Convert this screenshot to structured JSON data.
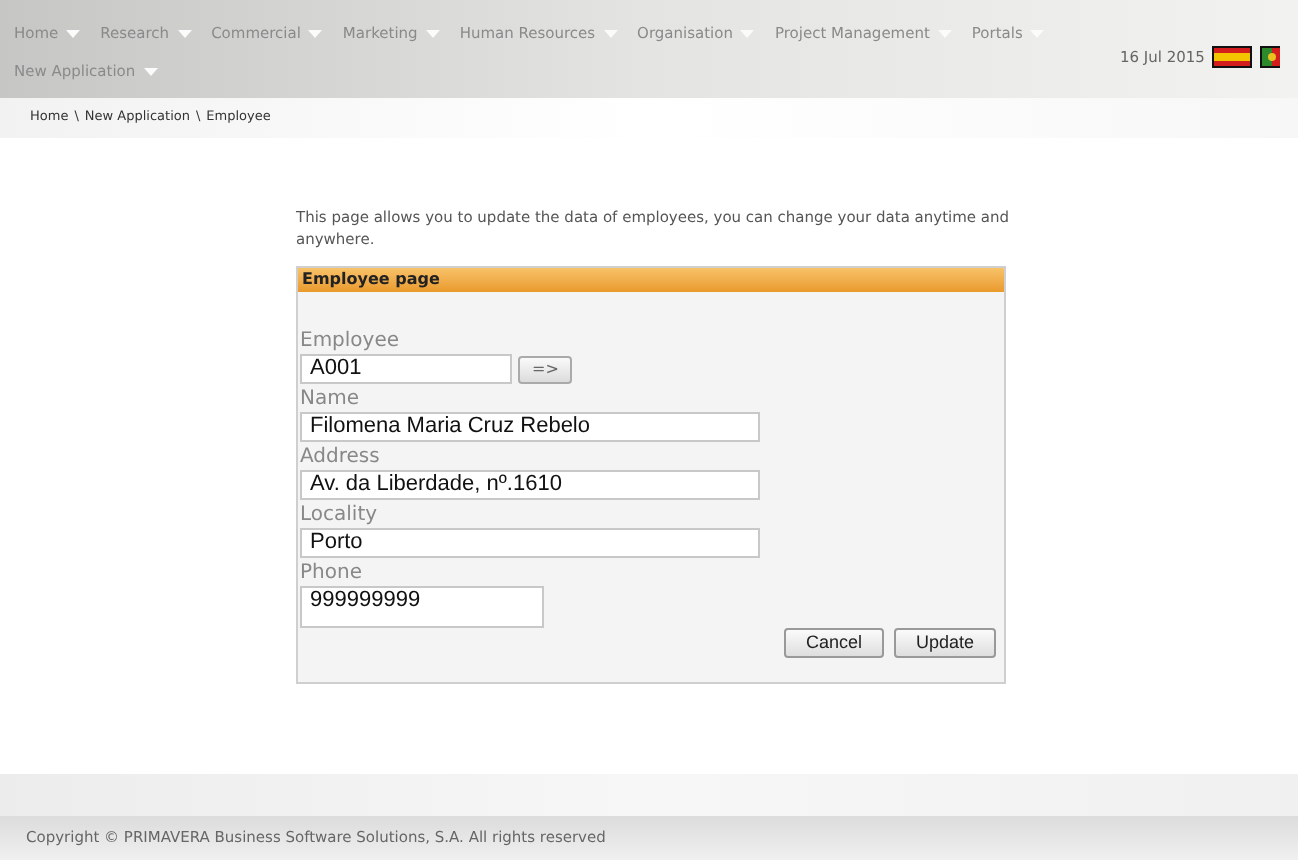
{
  "menu": [
    {
      "label": "Home"
    },
    {
      "label": "Research"
    },
    {
      "label": "Commercial"
    },
    {
      "label": "Marketing"
    },
    {
      "label": "Human Resources"
    },
    {
      "label": "Organisation"
    },
    {
      "label": "Project Management"
    },
    {
      "label": "Portals"
    },
    {
      "label": "New Application"
    }
  ],
  "date": "16 Jul 2015",
  "breadcrumb": [
    "Home",
    "New Application",
    "Employee"
  ],
  "breadcrumb_separator": "\\",
  "intro": "This page allows you to update the data of employees, you can change your data anytime and anywhere.",
  "panel": {
    "title": "Employee page",
    "fields": [
      {
        "label": "Employee",
        "value": "A001",
        "kind": "lookup",
        "button": "=>"
      },
      {
        "label": "Name",
        "value": "Filomena Maria Cruz Rebelo",
        "kind": "text"
      },
      {
        "label": "Address",
        "value": "Av. da Liberdade, nº.1610",
        "kind": "text"
      },
      {
        "label": "Locality",
        "value": "Porto",
        "kind": "text"
      },
      {
        "label": "Phone",
        "value": "999999999",
        "kind": "textarea"
      }
    ],
    "buttons": [
      "Cancel",
      "Update"
    ]
  },
  "footer": "Copyright © PRIMAVERA Business Software Solutions, S.A. All rights reserved"
}
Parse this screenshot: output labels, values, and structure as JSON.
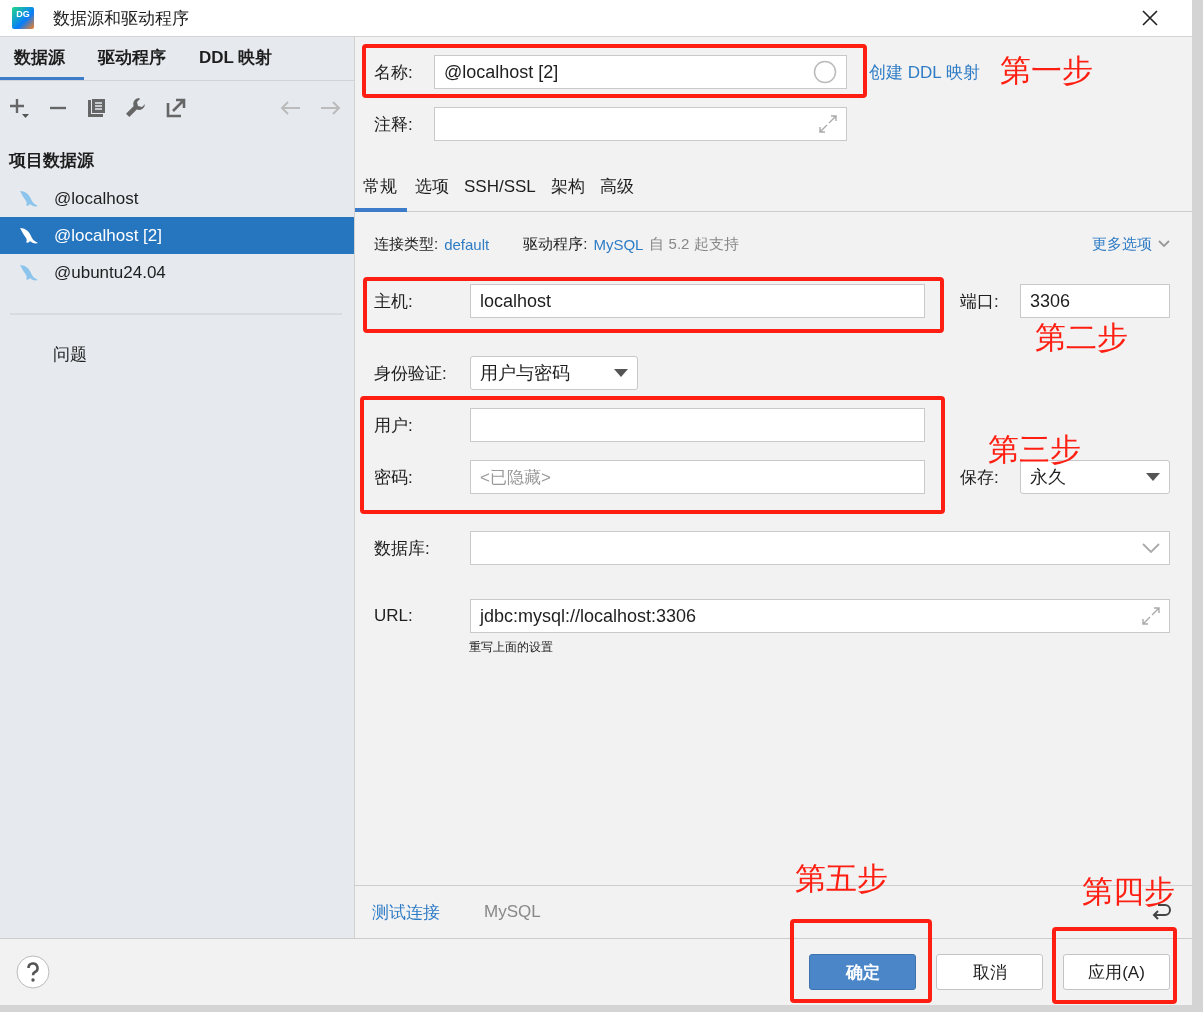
{
  "window": {
    "title": "数据源和驱动程序",
    "logo_text": "DG"
  },
  "left_tabs": [
    {
      "label": "数据源",
      "selected": true
    },
    {
      "label": "驱动程序",
      "selected": false
    },
    {
      "label": "DDL 映射",
      "selected": false
    }
  ],
  "sidebar": {
    "heading": "项目数据源",
    "items": [
      {
        "label": "@localhost",
        "selected": false
      },
      {
        "label": "@localhost [2]",
        "selected": true
      },
      {
        "label": "@ubuntu24.04",
        "selected": false
      }
    ],
    "problems": "问题"
  },
  "name": {
    "label": "名称:",
    "value": "@localhost [2]",
    "link": "创建 DDL 映射",
    "annotation": "第一步"
  },
  "comment": {
    "label": "注释:"
  },
  "tabs": [
    {
      "label": "常规",
      "selected": true
    },
    {
      "label": "选项",
      "selected": false
    },
    {
      "label": "SSH/SSL",
      "selected": false
    },
    {
      "label": "架构",
      "selected": false
    },
    {
      "label": "高级",
      "selected": false
    }
  ],
  "info": {
    "conn_type_label": "连接类型:",
    "conn_type": "default",
    "driver_label": "驱动程序:",
    "driver": "MySQL",
    "driver_note": "自 5.2 起支持",
    "more_options": "更多选项"
  },
  "host": {
    "label": "主机:",
    "value": "localhost",
    "annotation": "第二步"
  },
  "port": {
    "label": "端口:",
    "value": "3306"
  },
  "auth": {
    "label": "身份验证:",
    "value": "用户与密码"
  },
  "credentials": {
    "user_label": "用户:",
    "password_label": "密码:",
    "password_placeholder": "<已隐藏>",
    "annotation": "第三步"
  },
  "save": {
    "label": "保存:",
    "value": "永久"
  },
  "database": {
    "label": "数据库:"
  },
  "url": {
    "label": "URL:",
    "value": "jdbc:mysql://localhost:3306",
    "note": "重写上面的设置"
  },
  "footer": {
    "test_link": "测试连接",
    "driver": "MySQL"
  },
  "buttons": [
    {
      "label": "确定",
      "kind": "primary",
      "annotation": "第五步"
    },
    {
      "label": "取消",
      "kind": "default"
    },
    {
      "label": "应用(A)",
      "kind": "default",
      "annotation": "第四步"
    }
  ]
}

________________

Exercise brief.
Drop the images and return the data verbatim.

Answer section.
Convert this screenshot to structured JSON data.
{
  "menu": [
    {
      "label": "Home"
    },
    {
      "label": "Research"
    },
    {
      "label": "Commercial"
    },
    {
      "label": "Marketing"
    },
    {
      "label": "Human Resources"
    },
    {
      "label": "Organisation"
    },
    {
      "label": "Project Management"
    },
    {
      "label": "Portals"
    },
    {
      "label": "New Application"
    }
  ],
  "date": "16 Jul 2015",
  "breadcrumb": [
    "Home",
    "New Application",
    "Employee"
  ],
  "breadcrumb_separator": "\\",
  "intro": "This page allows you to update the data of employees, you can change your data anytime and anywhere.",
  "panel": {
    "title": "Employee page",
    "fields": [
      {
        "label": "Employee",
        "value": "A001",
        "kind": "lookup",
        "button": "=>"
      },
      {
        "label": "Name",
        "value": "Filomena Maria Cruz Rebelo",
        "kind": "text"
      },
      {
        "label": "Address",
        "value": "Av. da Liberdade, nº.1610",
        "kind": "text"
      },
      {
        "label": "Locality",
        "value": "Porto",
        "kind": "text"
      },
      {
        "label": "Phone",
        "value": "999999999",
        "kind": "textarea"
      }
    ],
    "buttons": [
      "Cancel",
      "Update"
    ]
  },
  "footer": "Copyright © PRIMAVERA Business Software Solutions, S.A. All rights reserved"
}
Parse this screenshot: output labels, values, and structure as JSON.
{
  "window": {
    "title": "数据源和驱动程序",
    "logo_text": "DG"
  },
  "left_tabs": [
    {
      "label": "数据源",
      "selected": true
    },
    {
      "label": "驱动程序",
      "selected": false
    },
    {
      "label": "DDL 映射",
      "selected": false
    }
  ],
  "sidebar": {
    "heading": "项目数据源",
    "items": [
      {
        "label": "@localhost",
        "selected": false
      },
      {
        "label": "@localhost [2]",
        "selected": true
      },
      {
        "label": "@ubuntu24.04",
        "selected": false
      }
    ],
    "problems": "问题"
  },
  "name": {
    "label": "名称:",
    "value": "@localhost [2]",
    "link": "创建 DDL 映射",
    "annotation": "第一步"
  },
  "comment": {
    "label": "注释:"
  },
  "tabs": [
    {
      "label": "常规",
      "selected": true
    },
    {
      "label": "选项",
      "selected": false
    },
    {
      "label": "SSH/SSL",
      "selected": false
    },
    {
      "label": "架构",
      "selected": false
    },
    {
      "label": "高级",
      "selected": false
    }
  ],
  "info": {
    "conn_type_label": "连接类型:",
    "conn_type": "default",
    "driver_label": "驱动程序:",
    "driver": "MySQL",
    "driver_note": "自 5.2 起支持",
    "more_options": "更多选项"
  },
  "host": {
    "label": "主机:",
    "value": "localhost",
    "annotation": "第二步"
  },
  "port": {
    "label": "端口:",
    "value": "3306"
  },
  "auth": {
    "label": "身份验证:",
    "value": "用户与密码"
  },
  "credentials": {
    "user_label": "用户:",
    "password_label": "密码:",
    "password_placeholder": "<已隐藏>",
    "annotation": "第三步"
  },
  "save": {
    "label": "保存:",
    "value": "永久"
  },
  "database": {
    "label": "数据库:"
  },
  "url": {
    "label": "URL:",
    "value": "jdbc:mysql://localhost:3306",
    "note": "重写上面的设置"
  },
  "footer": {
    "test_link": "测试连接",
    "driver": "MySQL"
  },
  "buttons": [
    {
      "label": "确定",
      "kind": "primary",
      "annotation": "第五步"
    },
    {
      "label": "取消",
      "kind": "default"
    },
    {
      "label": "应用(A)",
      "kind": "default",
      "annotation": "第四步"
    }
  ]
}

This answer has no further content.